Search the records for the string "DictionaryVO" and copy every line where it turns up.

Page and application data records
--------
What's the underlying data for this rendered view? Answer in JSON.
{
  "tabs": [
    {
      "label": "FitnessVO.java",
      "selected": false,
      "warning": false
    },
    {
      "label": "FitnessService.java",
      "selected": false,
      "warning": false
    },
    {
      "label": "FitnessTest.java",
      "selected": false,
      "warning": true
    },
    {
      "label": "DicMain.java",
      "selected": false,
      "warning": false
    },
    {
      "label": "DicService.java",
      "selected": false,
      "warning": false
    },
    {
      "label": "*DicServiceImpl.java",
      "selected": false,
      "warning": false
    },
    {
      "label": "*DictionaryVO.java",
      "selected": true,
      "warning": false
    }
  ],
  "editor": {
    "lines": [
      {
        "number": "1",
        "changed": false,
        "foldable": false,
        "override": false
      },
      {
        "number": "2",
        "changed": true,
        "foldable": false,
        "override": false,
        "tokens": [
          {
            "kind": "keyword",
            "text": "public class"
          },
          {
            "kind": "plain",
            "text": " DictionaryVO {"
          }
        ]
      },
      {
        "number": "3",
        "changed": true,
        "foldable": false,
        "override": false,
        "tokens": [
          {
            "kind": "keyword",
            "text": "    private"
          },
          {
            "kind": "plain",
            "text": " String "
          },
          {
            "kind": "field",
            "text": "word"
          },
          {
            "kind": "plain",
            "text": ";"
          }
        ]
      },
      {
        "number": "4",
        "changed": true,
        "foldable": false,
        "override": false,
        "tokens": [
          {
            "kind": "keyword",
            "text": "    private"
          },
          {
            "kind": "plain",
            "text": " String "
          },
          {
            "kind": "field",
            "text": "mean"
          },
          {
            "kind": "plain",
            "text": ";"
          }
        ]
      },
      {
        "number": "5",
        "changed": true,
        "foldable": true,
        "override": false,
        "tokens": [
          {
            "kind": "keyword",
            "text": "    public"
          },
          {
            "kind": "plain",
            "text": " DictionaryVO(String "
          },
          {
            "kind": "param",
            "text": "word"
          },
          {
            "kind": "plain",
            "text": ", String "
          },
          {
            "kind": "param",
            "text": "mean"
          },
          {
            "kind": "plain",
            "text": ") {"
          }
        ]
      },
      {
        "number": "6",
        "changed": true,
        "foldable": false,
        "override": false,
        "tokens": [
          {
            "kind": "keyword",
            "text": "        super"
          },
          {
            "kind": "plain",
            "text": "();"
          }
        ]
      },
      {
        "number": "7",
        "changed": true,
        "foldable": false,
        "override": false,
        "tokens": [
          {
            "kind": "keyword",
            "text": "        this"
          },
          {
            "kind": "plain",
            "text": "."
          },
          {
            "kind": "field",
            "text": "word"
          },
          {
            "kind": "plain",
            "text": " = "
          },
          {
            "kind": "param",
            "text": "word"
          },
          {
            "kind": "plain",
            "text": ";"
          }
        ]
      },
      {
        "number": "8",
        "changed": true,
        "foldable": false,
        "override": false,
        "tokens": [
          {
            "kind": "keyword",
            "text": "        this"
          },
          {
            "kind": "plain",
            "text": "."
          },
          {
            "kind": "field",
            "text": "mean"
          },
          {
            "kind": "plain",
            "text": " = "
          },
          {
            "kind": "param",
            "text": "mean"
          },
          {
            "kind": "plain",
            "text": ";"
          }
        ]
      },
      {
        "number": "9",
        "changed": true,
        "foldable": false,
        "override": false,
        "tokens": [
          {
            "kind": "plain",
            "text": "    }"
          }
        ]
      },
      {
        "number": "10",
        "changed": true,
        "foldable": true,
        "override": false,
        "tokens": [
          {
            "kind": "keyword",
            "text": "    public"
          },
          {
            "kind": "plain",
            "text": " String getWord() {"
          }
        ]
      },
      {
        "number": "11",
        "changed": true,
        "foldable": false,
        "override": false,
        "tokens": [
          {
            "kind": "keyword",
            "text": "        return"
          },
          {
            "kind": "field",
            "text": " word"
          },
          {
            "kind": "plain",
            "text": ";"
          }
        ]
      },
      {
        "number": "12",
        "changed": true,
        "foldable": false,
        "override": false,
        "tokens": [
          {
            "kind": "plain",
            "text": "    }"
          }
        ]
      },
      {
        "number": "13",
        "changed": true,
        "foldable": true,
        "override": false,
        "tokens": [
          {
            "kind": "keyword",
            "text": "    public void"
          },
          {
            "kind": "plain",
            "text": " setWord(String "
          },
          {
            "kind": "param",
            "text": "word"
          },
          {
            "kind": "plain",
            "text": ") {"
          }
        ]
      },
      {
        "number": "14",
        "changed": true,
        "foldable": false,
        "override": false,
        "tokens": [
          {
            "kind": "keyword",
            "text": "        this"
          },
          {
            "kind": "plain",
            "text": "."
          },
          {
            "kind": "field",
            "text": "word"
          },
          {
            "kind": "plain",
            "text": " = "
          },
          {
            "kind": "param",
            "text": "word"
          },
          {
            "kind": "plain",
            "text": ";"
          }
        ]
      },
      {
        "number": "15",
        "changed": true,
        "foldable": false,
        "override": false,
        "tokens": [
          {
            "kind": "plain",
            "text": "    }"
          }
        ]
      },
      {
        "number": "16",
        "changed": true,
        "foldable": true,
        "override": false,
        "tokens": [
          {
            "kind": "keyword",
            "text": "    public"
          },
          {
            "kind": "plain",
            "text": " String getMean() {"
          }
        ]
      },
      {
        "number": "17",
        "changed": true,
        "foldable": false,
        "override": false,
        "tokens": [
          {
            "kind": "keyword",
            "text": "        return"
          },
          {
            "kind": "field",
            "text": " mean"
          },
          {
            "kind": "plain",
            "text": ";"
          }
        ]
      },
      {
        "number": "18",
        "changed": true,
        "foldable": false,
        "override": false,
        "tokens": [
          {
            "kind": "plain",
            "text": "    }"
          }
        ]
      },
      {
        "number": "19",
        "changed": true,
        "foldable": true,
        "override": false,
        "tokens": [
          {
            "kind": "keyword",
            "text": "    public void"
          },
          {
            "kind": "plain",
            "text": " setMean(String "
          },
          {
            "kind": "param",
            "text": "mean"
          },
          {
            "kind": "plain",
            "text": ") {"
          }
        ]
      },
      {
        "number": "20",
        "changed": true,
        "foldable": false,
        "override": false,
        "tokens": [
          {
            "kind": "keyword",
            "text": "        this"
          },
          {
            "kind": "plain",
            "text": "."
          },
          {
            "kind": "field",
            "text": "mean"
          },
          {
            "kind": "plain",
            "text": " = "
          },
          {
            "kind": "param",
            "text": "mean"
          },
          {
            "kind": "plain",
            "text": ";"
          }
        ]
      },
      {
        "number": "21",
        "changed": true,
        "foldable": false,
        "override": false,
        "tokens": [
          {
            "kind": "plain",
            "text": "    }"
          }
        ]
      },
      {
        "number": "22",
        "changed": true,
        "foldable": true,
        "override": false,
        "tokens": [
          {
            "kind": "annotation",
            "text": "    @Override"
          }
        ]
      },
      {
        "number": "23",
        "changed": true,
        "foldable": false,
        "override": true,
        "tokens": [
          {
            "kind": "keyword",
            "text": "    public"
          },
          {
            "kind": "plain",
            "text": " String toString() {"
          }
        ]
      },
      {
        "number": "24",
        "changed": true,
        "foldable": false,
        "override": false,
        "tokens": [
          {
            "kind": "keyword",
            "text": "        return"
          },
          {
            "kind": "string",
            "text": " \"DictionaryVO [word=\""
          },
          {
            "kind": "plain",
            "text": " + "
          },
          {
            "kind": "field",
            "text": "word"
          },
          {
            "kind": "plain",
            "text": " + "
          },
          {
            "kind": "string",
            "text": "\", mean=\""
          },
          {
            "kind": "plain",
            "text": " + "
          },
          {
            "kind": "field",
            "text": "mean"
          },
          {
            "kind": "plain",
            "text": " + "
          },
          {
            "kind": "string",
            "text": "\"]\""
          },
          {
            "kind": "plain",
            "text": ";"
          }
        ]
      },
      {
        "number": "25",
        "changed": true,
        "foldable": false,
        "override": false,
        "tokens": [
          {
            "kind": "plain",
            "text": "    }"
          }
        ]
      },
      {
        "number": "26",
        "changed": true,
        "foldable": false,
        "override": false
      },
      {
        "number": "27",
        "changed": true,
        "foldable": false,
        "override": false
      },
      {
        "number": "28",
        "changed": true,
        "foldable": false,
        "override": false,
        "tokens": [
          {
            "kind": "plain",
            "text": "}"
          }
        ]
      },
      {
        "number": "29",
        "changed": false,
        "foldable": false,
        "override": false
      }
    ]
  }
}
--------
» Task solution:
      "label": "*DictionaryVO.java",
            "text": " DictionaryVO {"
            "text": " DictionaryVO(String "
            "text": " \"DictionaryVO [word=\""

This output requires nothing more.